Romania’s junior ruling party USR-PLUS announced on September 1 that it is withdrawing its support for Prime Minister Florin Citu, whom they accuse of plans to “rob public money” through the RON50bn (€10bn) public investments plan.
The reformist USR-PLUS is ready to keep the coalition led by the National Liberal Party (PNL) intact, but wants to replace Citu as prime minister. It called for a meeting of the coalition members, which also include the Democratic Alliance of Hungarians in Romania (UDMR) on September 2.
"We call on the coalition to take note of the lack of a majority to support [in parliament] for the government of Prime Minister Florin Citu. We call for urgent negotiations in the coalition for the appointment of a new prime minister to form a new government,” reads a USR-PLUS statement issued late on September 1 on its Facebook page.
“USR-PLUS will support a no-confidence motion against the Citu Government,” the statement reads.
The junior ruling party does not have enough MPs to initiate a no-confidence motion, but the Social Democratic Party (PSD) has already announced it will make such a move when it has enough MPs for it to pass.
The trigger for the crisis faced by the Romanian ruling coalition set up after the general elections at the end of 2020 is the €10bn public investment programme promoted by Citu.
Citu dismissed the minister of justice Stelian Ion of USR-PLUS after the latter refused to back the programme and accused the senior ruling PNL of insufficient support for the reforms in the judiciary system. The dismissal request has been sent to President Klaus Iohannis, who must endorse it.
Ion refused to attend the September 1 government meeting aimed at the endorsement of the programme, claiming that his ministry needs time to review the draft and stating that he hadn’t received the original draft. Citu claims that the draft was sent in time on August 25.
Ion is the second USR-PLUS minister dismissed by Citu after the minister of health Vlad Voiculescu, and this time the interim replacement is the Minister of Interior Lucian Bode of the PNL — a step apparently aimed at smoothing the approval of the €10bn public investments project.
USR-PLUS accuses Citu of seeking to buy political support with the €10bn from mayors in his battle with the PNL leader Ludivuc Orban for the leading position in the party. A leadership election will take place later this month.
The public investment programme will "continue the waste of public money" and is a continuation of the PNDL 1 and PNDL 2 programme used by the Social Democrat governments in the past for the distribution of public money on political grounds, USR-PLUS argued, asking for a more transparent strategy for using public money.
Citu in turn claims that the €10bn programme is not another PNDL but “a symbol of Romania’s modernisation after 30 years” (since the fall of the communism).
“Just because our coalition colleagues at USR-PLUS do not have many mayors does not mean that Romanians must suffer,” Citu stated.
Under the €10bn programme named after Anghel Saligny, a famous Romanian engineer, the funds will be distributed to local administrations during 2021-2028 for water supply and treatment systems, sewerage and wastewater treatment systems, county and local roads, bridges , natural gas distribution systems and connections to the natural gas transmission system.
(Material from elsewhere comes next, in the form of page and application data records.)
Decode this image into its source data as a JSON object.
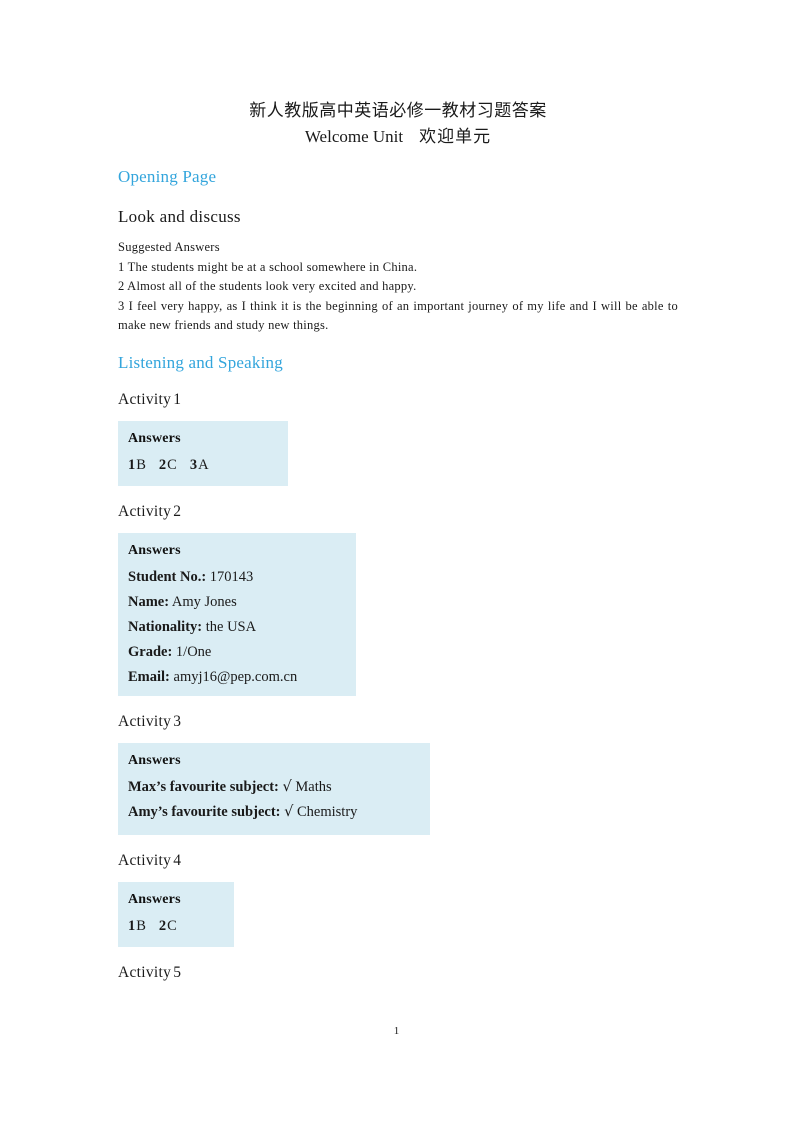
{
  "document": {
    "title": "新人教版高中英语必修一教材习题答案",
    "subtitle_en": "Welcome Unit",
    "subtitle_cn": "欢迎单元",
    "page_number": "1"
  },
  "sections": {
    "opening_page": {
      "heading": "Opening Page",
      "sub_heading": "Look and  discuss",
      "suggested_answers_label": "Suggested  Answers",
      "lines": [
        "1 The students  might  be at a school  somewhere  in China.",
        "2 Almost all of the  students  look very excited  and  happy.",
        "3 I feel very happy,  as I think it is the  beginning  of an important  journey  of my life and  I will be  able  to  make  new  friends  and  study  new things."
      ]
    },
    "listening_and_speaking": {
      "heading": "Listening  and  Speaking",
      "activities": [
        {
          "label": "Activity",
          "number": "1",
          "answers_title": "Answers",
          "options": [
            {
              "num": "1",
              "value": "B"
            },
            {
              "num": "2",
              "value": "C"
            },
            {
              "num": "3",
              "value": "A"
            }
          ]
        },
        {
          "label": "Activity",
          "number": "2",
          "answers_title": "Answers",
          "fields": [
            {
              "key": "Student No.:",
              "value": "170143"
            },
            {
              "key": "Name:",
              "value": "Amy Jones"
            },
            {
              "key": "Nationality:",
              "value": "the USA"
            },
            {
              "key": "Grade:",
              "value": "1/One"
            },
            {
              "key": "Email:",
              "value": "amyj16@pep.com.cn"
            }
          ]
        },
        {
          "label": "Activity",
          "number": "3",
          "answers_title": "Answers",
          "subjects": [
            {
              "key": "Max’s favourite subject:",
              "tick": "√",
              "value": "Maths"
            },
            {
              "key": "Amy’s favourite subject:",
              "tick": "√",
              "value": "Chemistry"
            }
          ]
        },
        {
          "label": "Activity",
          "number": "4",
          "answers_title": "Answers",
          "options": [
            {
              "num": "1",
              "value": "B"
            },
            {
              "num": "2",
              "value": "C"
            }
          ]
        },
        {
          "label": "Activity",
          "number": "5"
        }
      ]
    }
  },
  "colors": {
    "heading_blue": "#33a5dc",
    "answer_box_bg": "#daedf4",
    "text": "#1a1a1a"
  }
}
Aside from the investment programme, the split in Romania’s ruling coalition also relates to the appointments of Romania’s top prosecutors, dismissed minister Ion claimed in a Facebook statement.
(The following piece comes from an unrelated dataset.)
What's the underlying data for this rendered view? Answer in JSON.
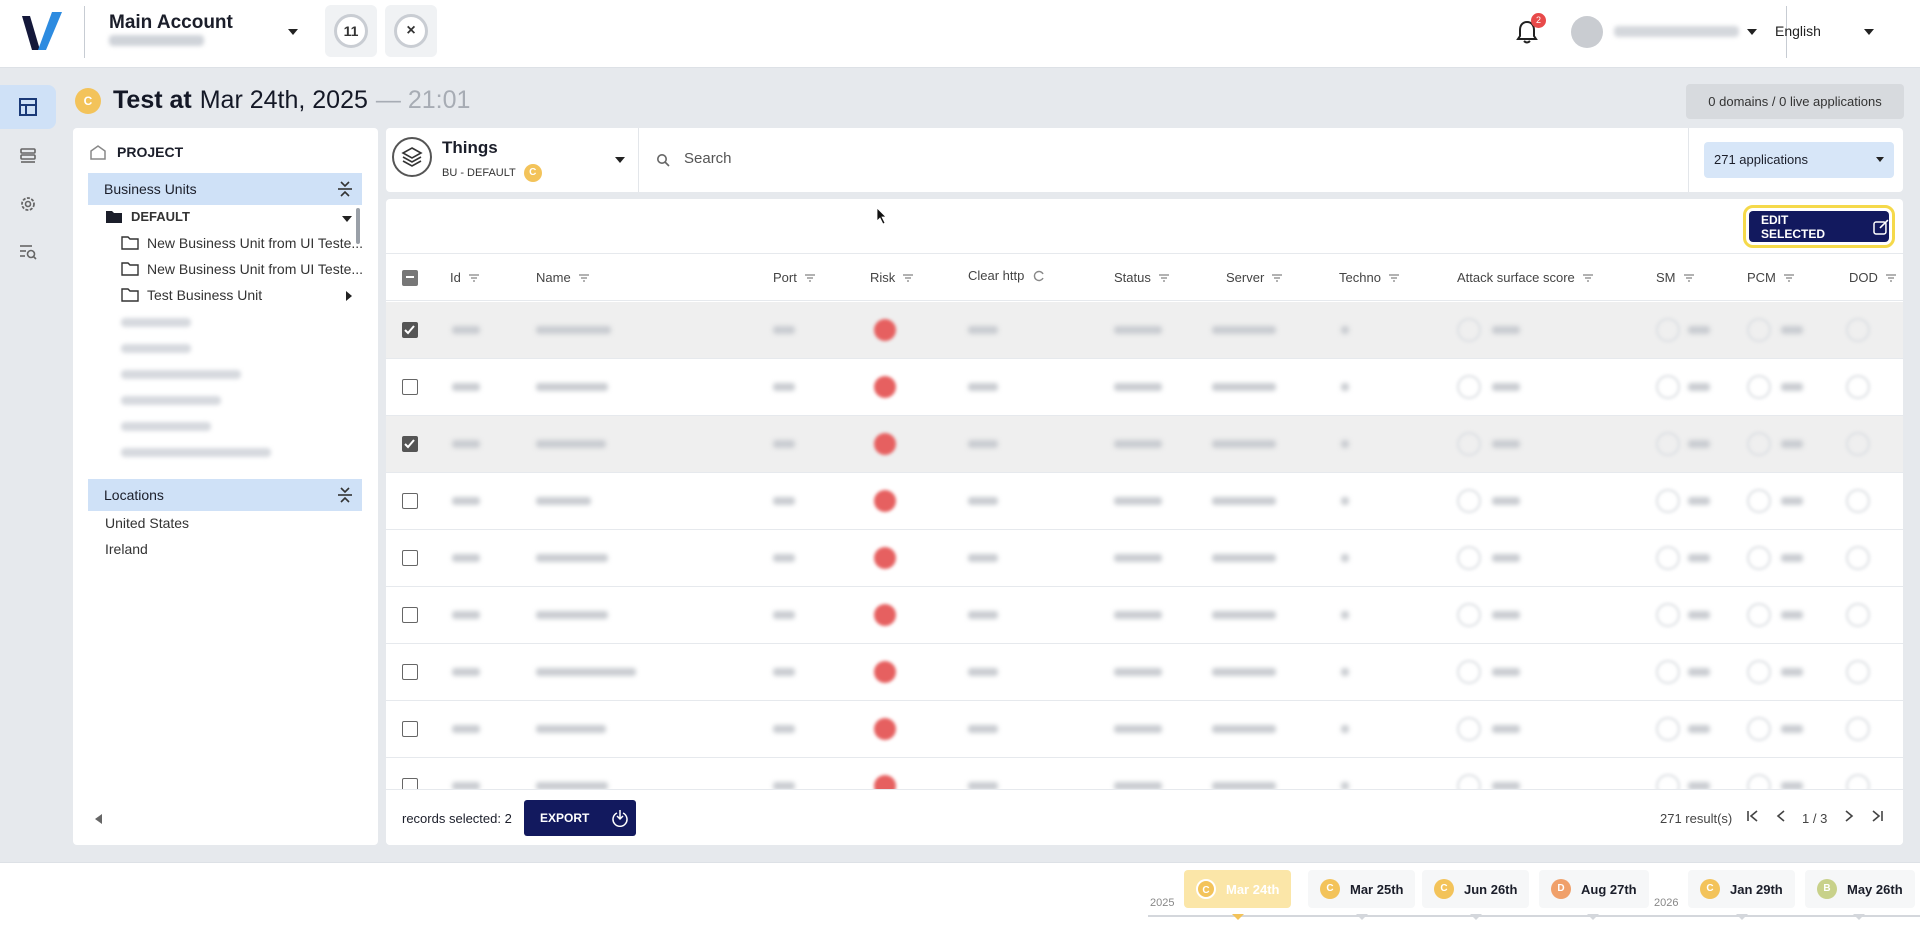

At the end of July, Ion announced the beginning of the selection procedure for the vacant management positions at the top of the General Prosecutor's Office, National Anticorruption Directorate (DNA), and the Directorate for Investigating Organized Crime and Terrorism (DIICOT).
Media reported that Iohannis was unhappy that Ion had launched the competition for the top prosecutor positions without his consent.
The minister was also trying to change the procedures for appointing the heads of large prosecutor's offices so that the president must take into account the opinions of the magistrates’ body, CSM (at present the president can ignore a negative or a positive opinion expressed by the CSM). Ion based this position on the recommendations drafted by the European Commission under the Cooperation and Verification Mechanism (CVM).
The latest CVM report criticised Romania for appointing chief prosecutors to DIICOT and the General Prosecutor's Office in 2020 despite the negative opinion of the CSM, ziare.com reported.
The internal elections for the PNL leadership complicate the political outlook. The PNL will hold internal elections on September 25 in which Citu is challenging the position of the incumbent leader Orban, who served as prime minister in 2019-2020. The party is already split and at first sight, Citu’s conflict with the PNL’s junior ruling partner could benefit Orban. But, ironically, USR-PLUS refused to work with Orban as a prime minister (and accepted Citu) during the negotiations on forming the ruling coalition back in January. This further limits their negotiation space with the PNL as they are now not prepared to work with either of the party’s top politicians.